Fortunately, water supplies for Seattle, Everett and Tacoma should be sufficient throughout the summer. However, the water you use reduces stream flows. Having enough water in streams is critical for endangered salmon species. And our local orcas are struggling to find enough salmon to eat.
You can have a beautiful landscape that requires less water than you may be currently using. And you will save time, money and effort in the process.
Here are seven tips for water-wise gardening.
1. Choose native and drought-resistant plants
Your local nursery or garden center can help with advice on the right plants for your landscape. You may also want to visit native plant nurseries. And ask your friends and neighbors what works for them.
Native plants have benefits for birds and wildlife. But you don’t need to limit your choices. There is a wide variety of water-wise plants, such as Mediterranean plants and succulents, that thrive in western Washington. Find out more:
- List of native plant nurseries in Washington state
- Our recent blog post with information on growing drought-tolerant plants
2. Limit the amount of area devoted to your lawn
Lawns need great quantities of water, particularly in the summer. Replace part of your lawn with plants that will grow well with less water.
Focus first on replacing areas where your lawn may struggle to grow well, such as in the shade or where there is a lot of foot traffic. Our designers would be happy to help you with water-wise plantings that will work well for you.
3. Keep your soil healthy and uncompacted
Irrigation water can move more easily through healthy soil. Roots will grow denser and deeper, making plants more drought-resistant.
4. Add mulch to garden beds
Thick layers of mulch reduce water evaporation, insulate soil from hot and cold temperatures, limit weed growth and prevent erosion. See our recent blog post about using mulch to reduce summer water needs.
5. Group plants by water needs
Arrange plantings in zones based on water use. Group thirsty plants together, including things like bedding plants and lawn.
Keep low-water use plants like shrubs and drought-tolerant perennials away from plants that need more water. Mediterranean-zone plants can suffer if they are overwatered as you care for their neighbors.

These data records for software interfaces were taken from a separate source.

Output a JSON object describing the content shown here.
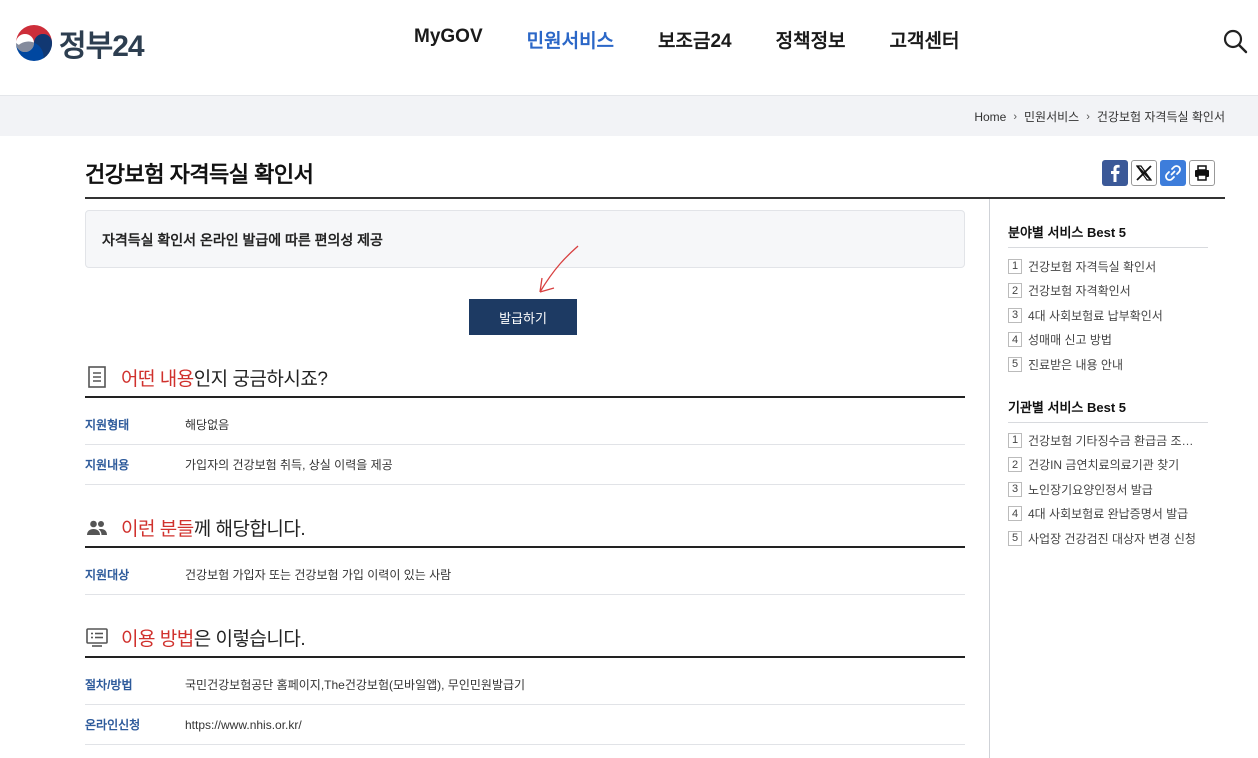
{
  "header": {
    "logo_text": "정부24",
    "nav": [
      {
        "label": "MyGOV",
        "active": false
      },
      {
        "label": "민원서비스",
        "active": true
      },
      {
        "label": "보조금24",
        "active": false
      },
      {
        "label": "정책정보",
        "active": false
      },
      {
        "label": "고객센터",
        "active": false
      }
    ],
    "search_icon": "search-icon"
  },
  "breadcrumb": [
    "Home",
    "민원서비스",
    "건강보험 자격득실 확인서"
  ],
  "page": {
    "title": "건강보험 자격득실 확인서",
    "share_icons": [
      "facebook-icon",
      "x-icon",
      "link-icon",
      "print-icon"
    ]
  },
  "summary": "자격득실 확인서 온라인 발급에 따른 편의성 제공",
  "issue_button": "발급하기",
  "sections": [
    {
      "icon": "document-icon",
      "heading_red": "어떤 내용",
      "heading_rest": "인지 궁금하시죠?",
      "rows": [
        {
          "key": "지원형태",
          "value": "해당없음"
        },
        {
          "key": "지원내용",
          "value": "가입자의 건강보험 취득, 상실 이력을 제공"
        }
      ]
    },
    {
      "icon": "people-icon",
      "heading_red": "이런 분들",
      "heading_rest": "께 해당합니다.",
      "rows": [
        {
          "key": "지원대상",
          "value": "건강보험 가입자 또는 건강보험 가입 이력이 있는 사람"
        }
      ]
    },
    {
      "icon": "list-icon",
      "heading_red": "이용 방법",
      "heading_rest": "은 이렇습니다.",
      "rows": [
        {
          "key": "절차/방법",
          "value": "국민건강보험공단 홈페이지,The건강보험(모바일앱), 무인민원발급기"
        },
        {
          "key": "온라인신청",
          "value": "https://www.nhis.or.kr/"
        }
      ]
    }
  ],
  "sidebar": {
    "best_by_field": {
      "title": "분야별 서비스 Best 5",
      "items": [
        {
          "num": "1",
          "label": "건강보험 자격득실 확인서"
        },
        {
          "num": "2",
          "label": "건강보험 자격확인서"
        },
        {
          "num": "3",
          "label": "4대 사회보험료 납부확인서"
        },
        {
          "num": "4",
          "label": "성매매 신고 방법"
        },
        {
          "num": "5",
          "label": "진료받은 내용 안내"
        }
      ]
    },
    "best_by_agency": {
      "title": "기관별 서비스 Best 5",
      "items": [
        {
          "num": "1",
          "label": "건강보험 기타징수금 환급금 조…"
        },
        {
          "num": "2",
          "label": "건강IN 금연치료의료기관 찾기"
        },
        {
          "num": "3",
          "label": "노인장기요양인정서 발급"
        },
        {
          "num": "4",
          "label": "4대 사회보험료 완납증명서 발급"
        },
        {
          "num": "5",
          "label": "사업장 건강검진 대상자 변경 신청"
        }
      ]
    }
  },
  "colors": {
    "accent_blue": "#2b67c7",
    "button_navy": "#1d3a63",
    "highlight_red": "#d0312d",
    "key_blue": "#2d5a9b"
  }
}
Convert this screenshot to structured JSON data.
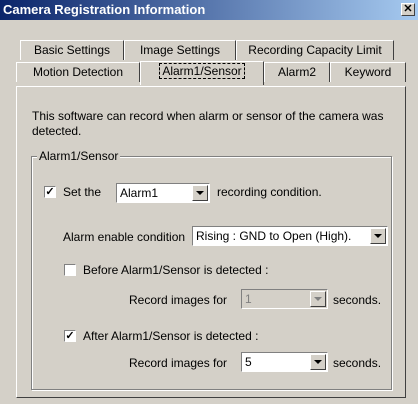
{
  "window": {
    "title": "Camera Registration Information",
    "close_glyph": "✕"
  },
  "tabs": {
    "row_back": [
      "Basic Settings",
      "Image Settings",
      "Recording Capacity Limit"
    ],
    "row_front": [
      "Motion Detection",
      "Alarm1/Sensor",
      "Alarm2",
      "Keyword"
    ],
    "active": "Alarm1/Sensor"
  },
  "content": {
    "description": "This software can record when alarm or sensor of the camera was detected.",
    "group_label": "Alarm1/Sensor",
    "set_the": {
      "checked": true,
      "check_glyph": "✓",
      "prefix": "Set the",
      "combo_value": "Alarm1",
      "suffix": "recording condition."
    },
    "alarm_enable": {
      "label": "Alarm enable condition",
      "value": "Rising : GND to Open (High)."
    },
    "before": {
      "checked": false,
      "label": "Before Alarm1/Sensor is detected :",
      "record_label": "Record images for",
      "value": "1",
      "unit": "seconds."
    },
    "after": {
      "checked": true,
      "check_glyph": "✓",
      "label": "After Alarm1/Sensor is detected :",
      "record_label": "Record images for",
      "value": "5",
      "unit": "seconds."
    }
  }
}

Keep shade plants in the shade. This will help prevent them from drying out.
6. Use efficient irrigation methods
Drip irrigation and soaker hoses are great ways to water garden beds. Here are tips on how to use drip irrigation and soaker hoses. It includes a video on how to avoid common mistakes with a soaker hose.
For watering lawns, look for a sprinkler timer with an intermittent cycle. Starting and stopping the sprinkler allows the water to soak in more deeply. This moistens the entire root zone and encourages roots to grow deeper.

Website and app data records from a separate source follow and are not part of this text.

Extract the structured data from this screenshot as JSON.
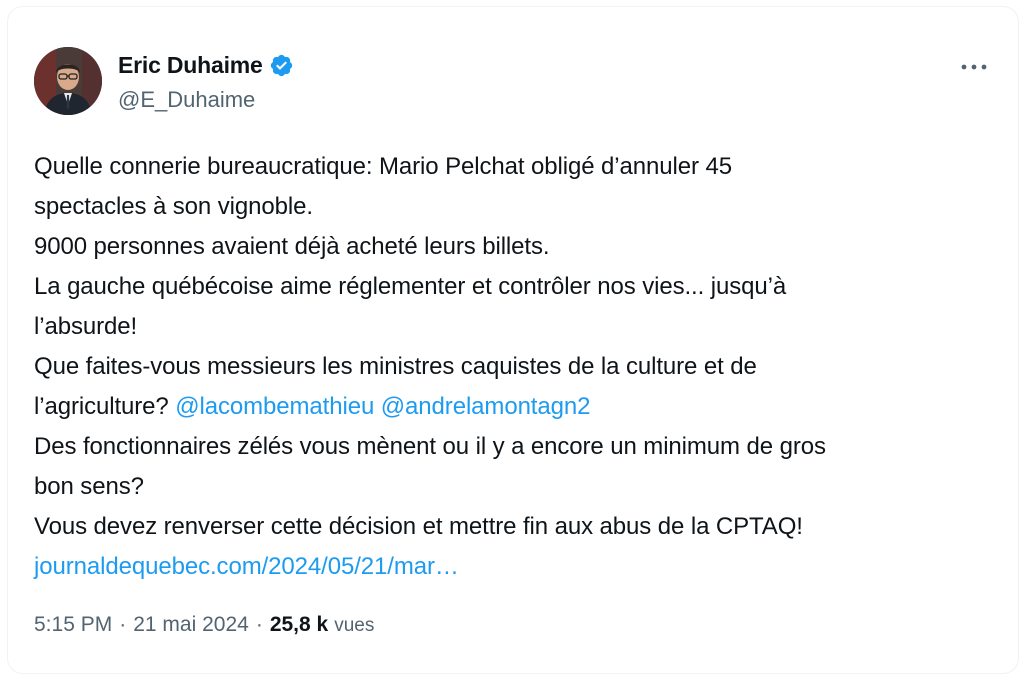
{
  "author": {
    "display_name": "Eric Duhaime",
    "handle": "@E_Duhaime",
    "verified_icon": "verified-badge-icon",
    "verified_color": "#1d9bf0"
  },
  "menu": {
    "icon": "more-horizontal-icon"
  },
  "tweet": {
    "line1": "Quelle connerie bureaucratique: Mario Pelchat obligé d’annuler 45",
    "line2": "spectacles à son vignoble.",
    "line3": "9000 personnes avaient déjà acheté leurs billets.",
    "line4": "La gauche québécoise aime réglementer et contrôler nos vies... jusqu’à",
    "line5": "l’absurde!",
    "line6": "Que faites-vous messieurs les ministres caquistes de la culture et de",
    "line7_text": "l’agriculture? ",
    "mention1": "@lacombemathieu",
    "mention2": "@andrelamontagn2",
    "line8": "Des fonctionnaires zélés vous mènent ou il y a encore un minimum de gros",
    "line9": "bon sens?",
    "line10": "Vous devez renverser cette décision et mettre fin aux abus de la CPTAQ!",
    "link": "journaldequebec.com/2024/05/21/mar…"
  },
  "meta": {
    "time": "5:15 PM",
    "separator": "·",
    "date": "21 mai 2024",
    "views_count": "25,8 k",
    "views_label": "vues"
  },
  "colors": {
    "link": "#1d9bf0",
    "text": "#0f1419",
    "secondary": "#536471"
  }
}
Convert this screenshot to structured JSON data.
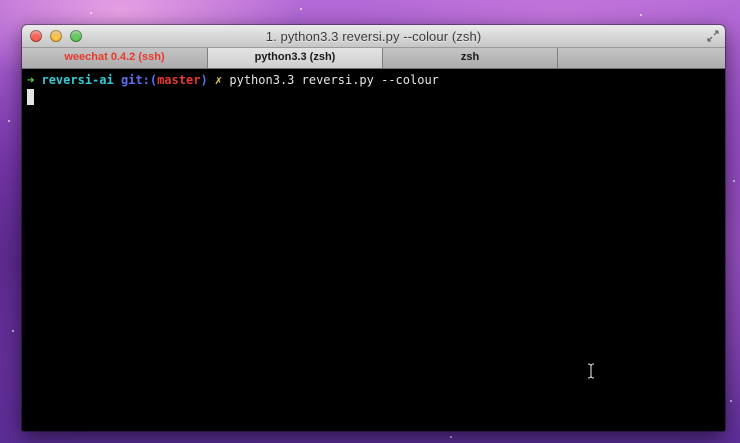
{
  "window": {
    "title": "1. python3.3 reversi.py --colour (zsh)"
  },
  "tabs": [
    {
      "label": "weechat 0.4.2 (ssh)",
      "active": false,
      "color": "#e8392f"
    },
    {
      "label": "python3.3 (zsh)",
      "active": true
    },
    {
      "label": "zsh",
      "active": false
    },
    {
      "label": "",
      "active": false
    }
  ],
  "terminal": {
    "prompt": {
      "arrow": "➜",
      "directory": "reversi-ai",
      "git_prefix": "git:(",
      "branch": "master",
      "git_suffix": ")",
      "dirty_mark": "✗",
      "command": "python3.3 reversi.py --colour"
    },
    "colors": {
      "arrow": "#5fdd3a",
      "directory": "#35c9d6",
      "git": "#5d6ef0",
      "branch": "#e8392f",
      "dirty": "#f2d43a",
      "background": "#000000"
    }
  },
  "icons": {
    "close": "close-icon",
    "minimize": "minimize-icon",
    "maximize": "maximize-icon",
    "resize": "fullscreen-arrows-icon",
    "text_cursor": "i-beam-cursor-icon"
  }
}
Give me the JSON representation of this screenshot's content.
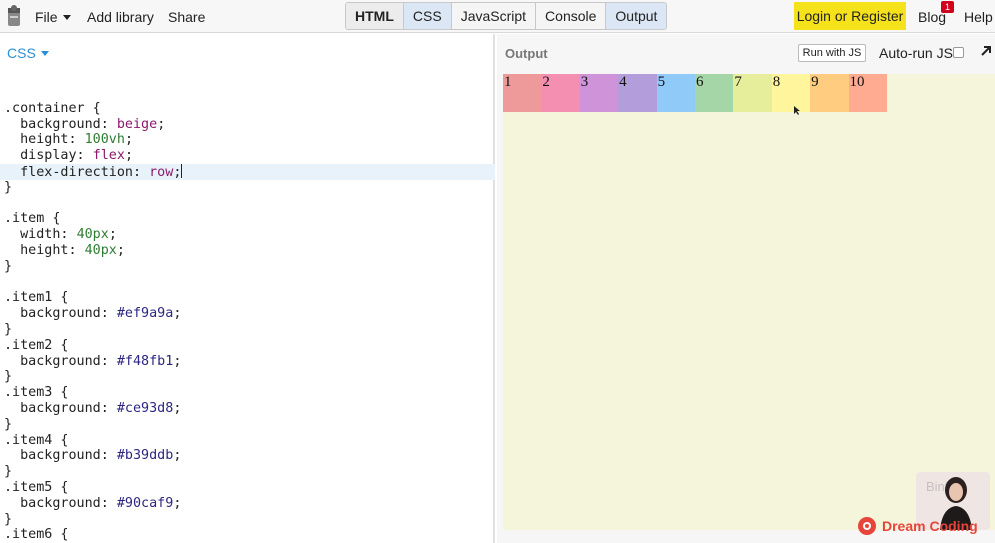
{
  "topbar": {
    "menu": [
      {
        "label": "File",
        "has_caret": true
      },
      {
        "label": "Add library"
      },
      {
        "label": "Share"
      }
    ],
    "tabs": [
      {
        "label": "HTML",
        "state": "bold"
      },
      {
        "label": "CSS",
        "state": "active"
      },
      {
        "label": "JavaScript",
        "state": "normal"
      },
      {
        "label": "Console",
        "state": "normal"
      },
      {
        "label": "Output",
        "state": "active"
      }
    ],
    "login_label": "Login or Register",
    "blog_label": "Blog",
    "blog_badge": "1",
    "help_label": "Help"
  },
  "editor": {
    "language_label": "CSS",
    "lines": [
      [],
      [
        {
          "t": ".container {",
          "c": "sel"
        }
      ],
      [
        {
          "t": "  background: ",
          "c": "prop"
        },
        {
          "t": "beige",
          "c": "val"
        },
        {
          "t": ";",
          "c": "prop"
        }
      ],
      [
        {
          "t": "  height: ",
          "c": "prop"
        },
        {
          "t": "100vh",
          "c": "num"
        },
        {
          "t": ";",
          "c": "prop"
        }
      ],
      [
        {
          "t": "  display: ",
          "c": "prop"
        },
        {
          "t": "flex",
          "c": "val"
        },
        {
          "t": ";",
          "c": "prop"
        }
      ],
      [
        {
          "t": "  flex-direction: ",
          "c": "prop"
        },
        {
          "t": "row",
          "c": "val"
        },
        {
          "t": ";",
          "c": "prop"
        }
      ],
      [
        {
          "t": "}",
          "c": "sel"
        }
      ],
      [],
      [
        {
          "t": ".item {",
          "c": "sel"
        }
      ],
      [
        {
          "t": "  width: ",
          "c": "prop"
        },
        {
          "t": "40px",
          "c": "num"
        },
        {
          "t": ";",
          "c": "prop"
        }
      ],
      [
        {
          "t": "  height: ",
          "c": "prop"
        },
        {
          "t": "40px",
          "c": "num"
        },
        {
          "t": ";",
          "c": "prop"
        }
      ],
      [
        {
          "t": "}",
          "c": "sel"
        }
      ],
      [],
      [
        {
          "t": ".item1 {",
          "c": "sel"
        }
      ],
      [
        {
          "t": "  background: ",
          "c": "prop"
        },
        {
          "t": "#ef9a9a",
          "c": "hex"
        },
        {
          "t": ";",
          "c": "prop"
        }
      ],
      [
        {
          "t": "}",
          "c": "sel"
        }
      ],
      [
        {
          "t": ".item2 {",
          "c": "sel"
        }
      ],
      [
        {
          "t": "  background: ",
          "c": "prop"
        },
        {
          "t": "#f48fb1",
          "c": "hex"
        },
        {
          "t": ";",
          "c": "prop"
        }
      ],
      [
        {
          "t": "}",
          "c": "sel"
        }
      ],
      [
        {
          "t": ".item3 {",
          "c": "sel"
        }
      ],
      [
        {
          "t": "  background: ",
          "c": "prop"
        },
        {
          "t": "#ce93d8",
          "c": "hex"
        },
        {
          "t": ";",
          "c": "prop"
        }
      ],
      [
        {
          "t": "}",
          "c": "sel"
        }
      ],
      [
        {
          "t": ".item4 {",
          "c": "sel"
        }
      ],
      [
        {
          "t": "  background: ",
          "c": "prop"
        },
        {
          "t": "#b39ddb",
          "c": "hex"
        },
        {
          "t": ";",
          "c": "prop"
        }
      ],
      [
        {
          "t": "}",
          "c": "sel"
        }
      ],
      [
        {
          "t": ".item5 {",
          "c": "sel"
        }
      ],
      [
        {
          "t": "  background: ",
          "c": "prop"
        },
        {
          "t": "#90caf9",
          "c": "hex"
        },
        {
          "t": ";",
          "c": "prop"
        }
      ],
      [
        {
          "t": "}",
          "c": "sel"
        }
      ],
      [
        {
          "t": ".item6 {",
          "c": "sel"
        }
      ]
    ],
    "highlight_line": 5
  },
  "output": {
    "title": "Output",
    "run_label": "Run with JS",
    "autorun_label": "Auto-run JS",
    "autorun_checked": false,
    "container_color": "#f5f5dc",
    "items": [
      {
        "label": "1",
        "color": "#ef9a9a"
      },
      {
        "label": "2",
        "color": "#f48fb1"
      },
      {
        "label": "3",
        "color": "#ce93d8"
      },
      {
        "label": "4",
        "color": "#b39ddb"
      },
      {
        "label": "5",
        "color": "#90caf9"
      },
      {
        "label": "6",
        "color": "#a5d6a7"
      },
      {
        "label": "7",
        "color": "#e6ee9c"
      },
      {
        "label": "8",
        "color": "#fff59d"
      },
      {
        "label": "9",
        "color": "#ffcc80"
      },
      {
        "label": "10",
        "color": "#ffab91"
      }
    ]
  },
  "watermark": {
    "brand": "Dream Coding",
    "overlay_text": "Binfo"
  }
}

If you have an automatic irrigation system, make sure the system is functioning well and has no leaks that will waste water. Install a rain gauge and a controller that supports zone watering. Find out more about managing automatic systems.
7. Water deeply and infrequently

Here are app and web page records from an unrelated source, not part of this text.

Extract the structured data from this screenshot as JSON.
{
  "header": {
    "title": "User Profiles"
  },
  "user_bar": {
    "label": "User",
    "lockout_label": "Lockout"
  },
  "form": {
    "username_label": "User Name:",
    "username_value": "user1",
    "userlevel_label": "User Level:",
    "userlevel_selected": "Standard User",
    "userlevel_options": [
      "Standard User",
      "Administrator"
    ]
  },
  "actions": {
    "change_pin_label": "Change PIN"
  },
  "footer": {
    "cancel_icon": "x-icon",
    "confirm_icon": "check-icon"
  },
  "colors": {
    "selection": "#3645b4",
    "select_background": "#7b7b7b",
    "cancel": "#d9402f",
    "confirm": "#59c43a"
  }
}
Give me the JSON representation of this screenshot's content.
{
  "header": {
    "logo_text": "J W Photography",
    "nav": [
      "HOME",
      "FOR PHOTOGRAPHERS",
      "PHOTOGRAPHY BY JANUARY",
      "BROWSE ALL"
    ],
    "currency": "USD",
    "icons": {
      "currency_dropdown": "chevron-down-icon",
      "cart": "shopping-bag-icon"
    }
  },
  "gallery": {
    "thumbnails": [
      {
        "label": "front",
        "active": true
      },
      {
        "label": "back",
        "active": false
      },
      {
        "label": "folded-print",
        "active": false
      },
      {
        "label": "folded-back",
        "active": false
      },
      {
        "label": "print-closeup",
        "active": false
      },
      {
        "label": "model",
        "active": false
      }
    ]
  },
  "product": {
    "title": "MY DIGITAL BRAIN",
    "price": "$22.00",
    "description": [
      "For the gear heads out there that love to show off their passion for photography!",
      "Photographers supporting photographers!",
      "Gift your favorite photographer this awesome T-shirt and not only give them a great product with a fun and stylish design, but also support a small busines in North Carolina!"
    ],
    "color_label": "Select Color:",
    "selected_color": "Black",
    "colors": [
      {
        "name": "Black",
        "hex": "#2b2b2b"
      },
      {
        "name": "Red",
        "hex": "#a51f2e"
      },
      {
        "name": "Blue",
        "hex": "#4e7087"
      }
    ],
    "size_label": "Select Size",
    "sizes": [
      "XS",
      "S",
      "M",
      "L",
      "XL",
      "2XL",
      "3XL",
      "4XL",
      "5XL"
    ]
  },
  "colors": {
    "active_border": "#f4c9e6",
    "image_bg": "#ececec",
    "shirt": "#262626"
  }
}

If you water your plants or lawn for a short time every day, they will develop shallow roots. The plants will be weaker and more prone to drought stress. On the other hand, if you water your plants every few days but for a longer period of time, they will become tougher and develop deeper roots. They will be less likely to suffer from drought stress when the summer gets really hot.
The exception is a newly planted landscape or lawn. You will have to water often to keep plants alive and healthy until they can establish roots. The first season is the most critical.